"We're quite confident about the timeline, about the silver minivan," said Norton Shores Police Detective Sergeant Michael Shaw.
The 25-year-old mother disappeared from the Exxon gas station on Sternberg Road in Norton Shores on April 26.
"We know everything in my opinion except for the who right now," he said. And that's what's eating at Sergeant Kasher. "Disappointed in yourself and disappointed in how things have turned out-- it's always around you."
But Kasher is more disappointed in who he believes may be withholding information. "Somewhere along the line, that time around 11 p.m., the disappearance-- I truly believe someone knows something," he said.
"And I don't know the reason, but they don't want to come forward. Maybe it's their son, nephew, and they don't want to be involved." Or Sgt. Kasher says, maybe they have a record of their own. "We're not looking to get someone on some other charge, we're looking to get Jessica," he said.
"I guess if you don't have the heart to do that, and you're still worried about the police coming after you, let's not fear that part of it," said Kasher.
On the flip side, Kasher says there is information police won't share with the public because it may hinder their investigation.

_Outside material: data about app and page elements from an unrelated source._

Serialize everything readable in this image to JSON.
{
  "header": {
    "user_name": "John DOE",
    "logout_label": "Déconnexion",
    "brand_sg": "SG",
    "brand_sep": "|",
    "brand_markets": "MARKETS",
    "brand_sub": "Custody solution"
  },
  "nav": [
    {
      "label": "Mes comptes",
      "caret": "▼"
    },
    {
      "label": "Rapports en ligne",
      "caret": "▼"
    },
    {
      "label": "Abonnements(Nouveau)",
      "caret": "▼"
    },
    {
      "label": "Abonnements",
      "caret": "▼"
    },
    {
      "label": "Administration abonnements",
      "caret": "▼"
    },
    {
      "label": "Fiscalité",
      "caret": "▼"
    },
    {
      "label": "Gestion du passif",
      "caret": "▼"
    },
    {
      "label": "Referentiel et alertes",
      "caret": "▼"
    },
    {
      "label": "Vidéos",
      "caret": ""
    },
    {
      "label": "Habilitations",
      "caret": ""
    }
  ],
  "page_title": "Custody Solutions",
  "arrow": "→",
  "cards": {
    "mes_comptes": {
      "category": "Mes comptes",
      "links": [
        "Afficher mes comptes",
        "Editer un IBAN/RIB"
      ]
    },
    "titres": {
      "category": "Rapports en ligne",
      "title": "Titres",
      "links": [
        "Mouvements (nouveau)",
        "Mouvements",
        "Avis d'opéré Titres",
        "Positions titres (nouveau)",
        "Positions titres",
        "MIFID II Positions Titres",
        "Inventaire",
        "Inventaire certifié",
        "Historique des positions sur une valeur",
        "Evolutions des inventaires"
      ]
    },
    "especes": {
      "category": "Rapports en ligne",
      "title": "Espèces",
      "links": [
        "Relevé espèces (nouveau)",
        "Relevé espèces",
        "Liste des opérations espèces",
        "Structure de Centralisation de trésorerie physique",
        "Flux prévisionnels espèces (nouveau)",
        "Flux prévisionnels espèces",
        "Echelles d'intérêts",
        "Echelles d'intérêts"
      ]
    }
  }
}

"You start leaking things out and you start getting some false tips. And then we get someone in custody, we do want to go over that fine timeline or we want to go over that evidence because they'll know about that evidence."
But until police track down that evidence on their own, or through the help of someone else, the paperwork pile will continue to grow. And Jessica's family will continue to wait, and hope.

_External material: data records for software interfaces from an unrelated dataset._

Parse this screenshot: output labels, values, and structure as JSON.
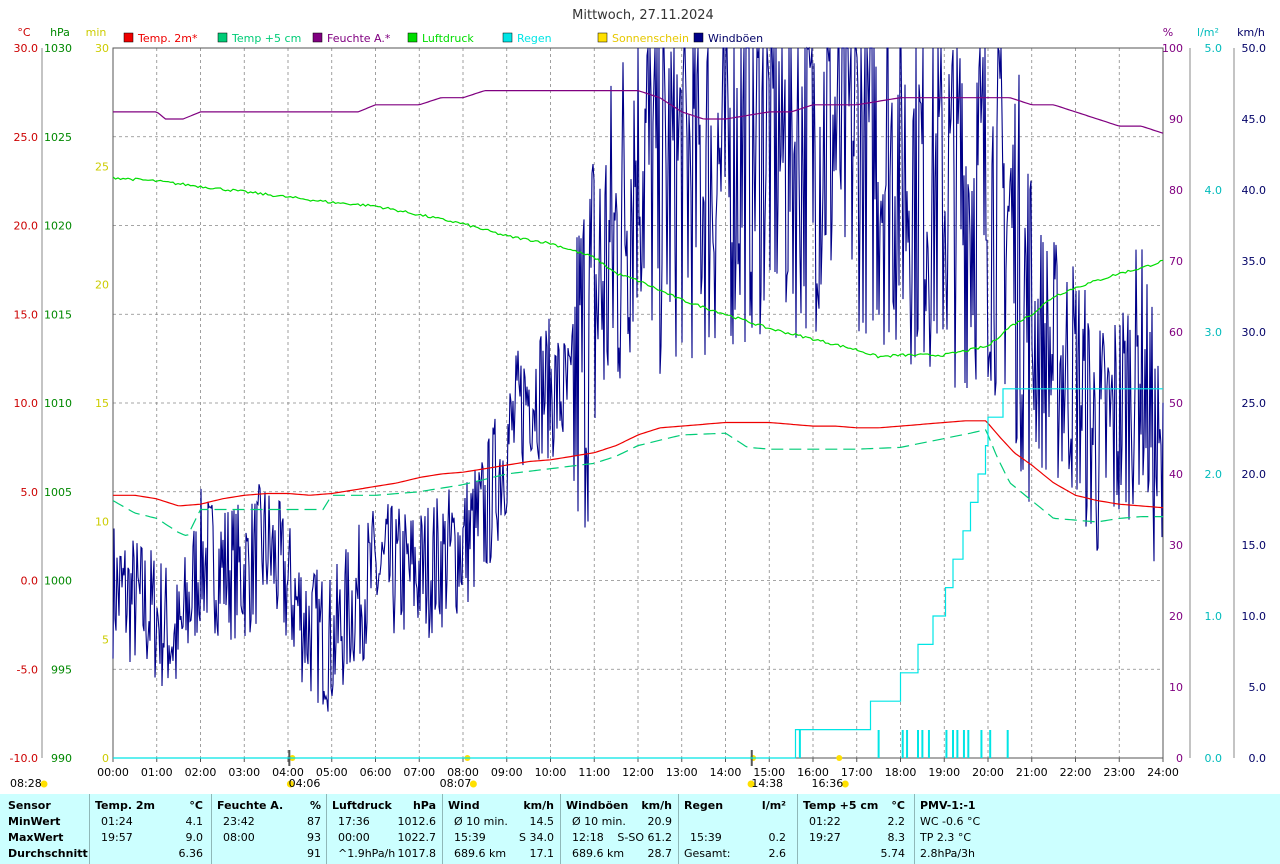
{
  "title": "Mittwoch, 27.11.2024",
  "colors": {
    "temp2m": "#ee0000",
    "temp5cm": "#00cc77",
    "humidity": "#800080",
    "pressure": "#00dd00",
    "rain": "#00e5e5",
    "sun": "#ffe000",
    "wind": "#000088",
    "grid": "#888888",
    "axis_c": "#cc0000",
    "axis_hpa": "#008800",
    "axis_min": "#cccc00",
    "axis_pct": "#800080",
    "axis_rain": "#00bbbb",
    "axis_kmh": "#000066",
    "stats_bg": "#ccffff"
  },
  "legend": [
    {
      "label": "Temp. 2m*",
      "color": "#ee0000"
    },
    {
      "label": "Temp +5 cm",
      "color": "#00cc77"
    },
    {
      "label": "Feuchte A.*",
      "color": "#800080"
    },
    {
      "label": "Luftdruck",
      "color": "#00dd00"
    },
    {
      "label": "Regen",
      "color": "#00e5e5"
    },
    {
      "label": "Sonnenschein",
      "color": "#ffe000"
    },
    {
      "label": "Windböen",
      "color": "#000088"
    }
  ],
  "chart_data": {
    "type": "line",
    "title": "Mittwoch, 27.11.2024",
    "x_unit": "hours",
    "xlim": [
      0,
      24
    ],
    "grid": true,
    "legend_position": "top",
    "x_ticks": [
      "00:00",
      "01:00",
      "02:00",
      "03:00",
      "04:00",
      "05:00",
      "06:00",
      "07:00",
      "08:00",
      "09:00",
      "10:00",
      "11:00",
      "12:00",
      "13:00",
      "14:00",
      "15:00",
      "16:00",
      "17:00",
      "18:00",
      "19:00",
      "20:00",
      "21:00",
      "22:00",
      "23:00",
      "24:00"
    ],
    "x_markers": [
      "04:06",
      "08:07",
      "14:38",
      "16:36"
    ],
    "axes": {
      "celsius": {
        "unit": "°C",
        "range": [
          -10,
          30
        ],
        "ticks": [
          "30.0",
          "25.0",
          "20.0",
          "15.0",
          "10.0",
          "5.0",
          "0.0",
          "-5.0",
          "-10.0"
        ]
      },
      "hpa": {
        "unit": "hPa",
        "range": [
          990,
          1030
        ],
        "ticks": [
          "1030",
          "1025",
          "1020",
          "1015",
          "1010",
          "1005",
          "1000",
          "995",
          "990"
        ]
      },
      "minutes": {
        "unit": "min",
        "range": [
          0,
          30
        ],
        "ticks": [
          "30",
          "25",
          "20",
          "15",
          "10",
          "5",
          "0"
        ]
      },
      "percent": {
        "unit": "%",
        "range": [
          0,
          100
        ],
        "ticks": [
          "100",
          "90",
          "80",
          "70",
          "60",
          "50",
          "40",
          "30",
          "20",
          "10",
          "0"
        ]
      },
      "rain": {
        "unit": "l/m²",
        "range": [
          0,
          5
        ],
        "ticks": [
          "5.0",
          "4.0",
          "3.0",
          "2.0",
          "1.0",
          "0.0"
        ]
      },
      "kmh": {
        "unit": "km/h",
        "range": [
          0,
          50
        ],
        "ticks": [
          "50.0",
          "45.0",
          "40.0",
          "35.0",
          "30.0",
          "25.0",
          "20.0",
          "15.0",
          "10.0",
          "5.0",
          "0.0"
        ]
      }
    },
    "series": [
      {
        "name": "Temp. 2m*",
        "axis": "celsius",
        "x": [
          0,
          0.5,
          1,
          1.5,
          2,
          2.5,
          3,
          3.5,
          4,
          4.5,
          5,
          5.5,
          6,
          6.5,
          7,
          7.5,
          8,
          8.5,
          9,
          9.5,
          10,
          10.5,
          11,
          11.5,
          12,
          12.5,
          13,
          13.5,
          14,
          14.5,
          15,
          15.5,
          16,
          16.5,
          17,
          17.5,
          18,
          18.5,
          19,
          19.5,
          19.95,
          20.3,
          20.6,
          21,
          21.5,
          22,
          22.5,
          23,
          23.5,
          24
        ],
        "y": [
          4.8,
          4.8,
          4.6,
          4.2,
          4.3,
          4.6,
          4.8,
          4.9,
          4.9,
          4.8,
          4.9,
          5.1,
          5.3,
          5.5,
          5.8,
          6.0,
          6.1,
          6.3,
          6.5,
          6.7,
          6.8,
          7.0,
          7.2,
          7.6,
          8.2,
          8.6,
          8.7,
          8.8,
          8.9,
          8.9,
          8.9,
          8.8,
          8.7,
          8.7,
          8.6,
          8.6,
          8.7,
          8.8,
          8.9,
          9.0,
          9.0,
          8.0,
          7.2,
          6.5,
          5.5,
          4.8,
          4.5,
          4.3,
          4.2,
          4.1
        ]
      },
      {
        "name": "Temp +5 cm",
        "axis": "celsius",
        "dashed": true,
        "x": [
          0,
          0.5,
          1,
          1.5,
          1.7,
          2,
          3,
          4,
          4.8,
          5,
          6,
          7,
          8,
          9,
          10,
          11,
          11.5,
          12,
          13,
          14,
          14.5,
          15,
          16,
          17,
          18,
          19,
          19.6,
          19.95,
          20.2,
          20.5,
          21,
          21.5,
          22,
          22.5,
          23,
          23.5,
          24
        ],
        "y": [
          4.5,
          3.8,
          3.5,
          2.7,
          2.5,
          4.0,
          4.0,
          4.0,
          4.0,
          4.8,
          4.8,
          5.0,
          5.4,
          6.0,
          6.3,
          6.6,
          7.0,
          7.6,
          8.2,
          8.3,
          7.5,
          7.4,
          7.4,
          7.4,
          7.5,
          8.0,
          8.3,
          8.5,
          7.0,
          5.5,
          4.5,
          3.5,
          3.4,
          3.3,
          3.5,
          3.6,
          3.6
        ]
      },
      {
        "name": "Feuchte A.*",
        "axis": "percent",
        "x": [
          0,
          1,
          1.2,
          1.6,
          2,
          3,
          4,
          4.5,
          5,
          5.2,
          5.6,
          6,
          7,
          7.5,
          8,
          8.5,
          9,
          10,
          11,
          11.5,
          12,
          12.5,
          13,
          13.5,
          14,
          15,
          15.5,
          16,
          17,
          18,
          19,
          19.5,
          20,
          20.5,
          21,
          21.5,
          22,
          22.5,
          23,
          23.5,
          24
        ],
        "y": [
          91,
          91,
          90,
          90,
          91,
          91,
          91,
          91,
          91,
          91,
          91,
          92,
          92,
          93,
          93,
          94,
          94,
          94,
          94,
          94,
          94,
          93,
          91,
          90,
          90,
          91,
          91,
          92,
          92,
          93,
          93,
          93,
          93,
          93,
          92,
          92,
          91,
          90,
          89,
          89,
          88
        ]
      },
      {
        "name": "Luftdruck",
        "axis": "hpa",
        "x": [
          0,
          1,
          2,
          3,
          4,
          5,
          6,
          7,
          8,
          9,
          10,
          11,
          11.5,
          12,
          13,
          14,
          15,
          16,
          17,
          17.5,
          18,
          19,
          20,
          20.5,
          21,
          21.5,
          22,
          22.5,
          23,
          23.5,
          24
        ],
        "y": [
          1022.7,
          1022.5,
          1022.2,
          1021.9,
          1021.6,
          1021.3,
          1021.1,
          1020.6,
          1020.1,
          1019.4,
          1019.0,
          1018.2,
          1017.3,
          1016.9,
          1015.8,
          1015.0,
          1014.2,
          1013.6,
          1013.0,
          1012.6,
          1012.7,
          1012.7,
          1013.2,
          1014.3,
          1015.0,
          1016.0,
          1016.5,
          1016.9,
          1017.3,
          1017.6,
          1018.0
        ]
      },
      {
        "name": "Regen",
        "axis": "rain",
        "step": true,
        "x": [
          0,
          15.5,
          15.6,
          16.7,
          17.1,
          17.3,
          18.0,
          18.4,
          18.7,
          19.0,
          19.2,
          19.4,
          19.6,
          19.75,
          19.9,
          20.0,
          20.3,
          20.5,
          24
        ],
        "y": [
          0,
          0,
          0.2,
          0.2,
          0.2,
          0.4,
          0.6,
          0.8,
          1.0,
          1.2,
          1.4,
          1.6,
          1.8,
          2.0,
          2.2,
          2.4,
          2.6,
          2.6,
          2.6
        ]
      },
      {
        "name": "Windböen",
        "axis": "kmh",
        "noisy": true,
        "x": [
          0,
          1,
          1.5,
          2,
          3,
          3.5,
          4,
          4.5,
          5,
          5.5,
          6,
          7,
          7.5,
          8,
          8.5,
          9,
          9.5,
          10,
          10.5,
          11,
          11.5,
          12,
          12.5,
          13,
          13.5,
          14,
          14.5,
          15,
          15.5,
          16,
          16.5,
          17,
          17.5,
          18,
          18.5,
          19,
          19.5,
          20,
          20.5,
          21,
          21.5,
          22,
          22.5,
          23,
          23.5,
          24
        ],
        "y": [
          12,
          10,
          8,
          14,
          13,
          15,
          12,
          9,
          8,
          11,
          13,
          13,
          14,
          15,
          17,
          22,
          26,
          26,
          25,
          32,
          36,
          44,
          40,
          42,
          41,
          42,
          43,
          44,
          43,
          44,
          44,
          44,
          43,
          42,
          41,
          40,
          40,
          40,
          38,
          30,
          28,
          27,
          22,
          24,
          28,
          18
        ]
      }
    ],
    "rain_events_x": [
      15.7,
      17.5,
      18.05,
      18.15,
      18.4,
      18.5,
      18.65,
      19.05,
      19.2,
      19.3,
      19.45,
      19.55,
      19.85,
      20.05,
      20.45
    ],
    "sun_markers_x": [
      4.1,
      8.1,
      14.63,
      16.6
    ]
  },
  "stats": {
    "rows": [
      "MinWert",
      "MaxWert",
      "Durchschnitt"
    ],
    "sensor_label": "Sensor",
    "cols": [
      {
        "header": "Temp. 2m",
        "unit": "°C",
        "min_time": "01:24",
        "min_val": "4.1",
        "max_time": "19:57",
        "max_val": "9.0",
        "avg_time": "",
        "avg_val": "6.36"
      },
      {
        "header": "Feuchte A.",
        "unit": "%",
        "min_time": "23:42",
        "min_val": "87",
        "max_time": "08:00",
        "max_val": "93",
        "avg_time": "",
        "avg_val": "91"
      },
      {
        "header": "Luftdruck",
        "unit": "hPa",
        "min_time": "17:36",
        "min_val": "1012.6",
        "max_time": "00:00",
        "max_val": "1022.7",
        "avg_time": "^1.9hPa/h",
        "avg_val": "1017.8"
      },
      {
        "header": "Wind",
        "unit": "km/h",
        "min_time": "Ø 10 min.",
        "min_val": "14.5",
        "max_time": "15:39",
        "max_val": "S 34.0",
        "avg_time": "689.6 km",
        "avg_val": "17.1"
      },
      {
        "header": "Windböen",
        "unit": "km/h",
        "min_time": "Ø 10 min.",
        "min_val": "20.9",
        "max_time": "12:18",
        "max_val": "S-SO 61.2",
        "avg_time": "689.6 km",
        "avg_val": "28.7"
      },
      {
        "header": "Regen",
        "unit": "l/m²",
        "min_time": "",
        "min_val": "",
        "max_time": "15:39",
        "max_val": "0.2",
        "avg_time": "Gesamt:",
        "avg_val": "2.6"
      },
      {
        "header": "Temp +5 cm",
        "unit": "°C",
        "min_time": "01:22",
        "min_val": "2.2",
        "max_time": "19:27",
        "max_val": "8.3",
        "avg_time": "",
        "avg_val": "5.74"
      }
    ],
    "pmv": {
      "header": "PMV-1:-1",
      "line1": "WC -0.6 °C",
      "line2": "TP 2.3 °C",
      "line3": "2.8hPa/3h"
    }
  }
}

"There's nothing good about this case because we're missing a 25-year-old mom, daughter, family member and friend," Kasher said.
But he says his department has put every ounce of energy forward to solve this case, and they'll continue to do so.
"And by all accounts with the FBI and state police, it appears we have done exactly what they would have done. I was given the comment by one of the FBI agents there's nothing different they would have done, then what we have done from then to now."
The FBI and Secret Service are still helping with the case, but Sgt. Kasher says there's no more the FBI can do unless police can prove Heeringa and her alleged abductor passed state lines.
Sgt. Kasher asks anyone out there that is withholding information to call the police station and ask for him. He says you don't need to give your name, just the information.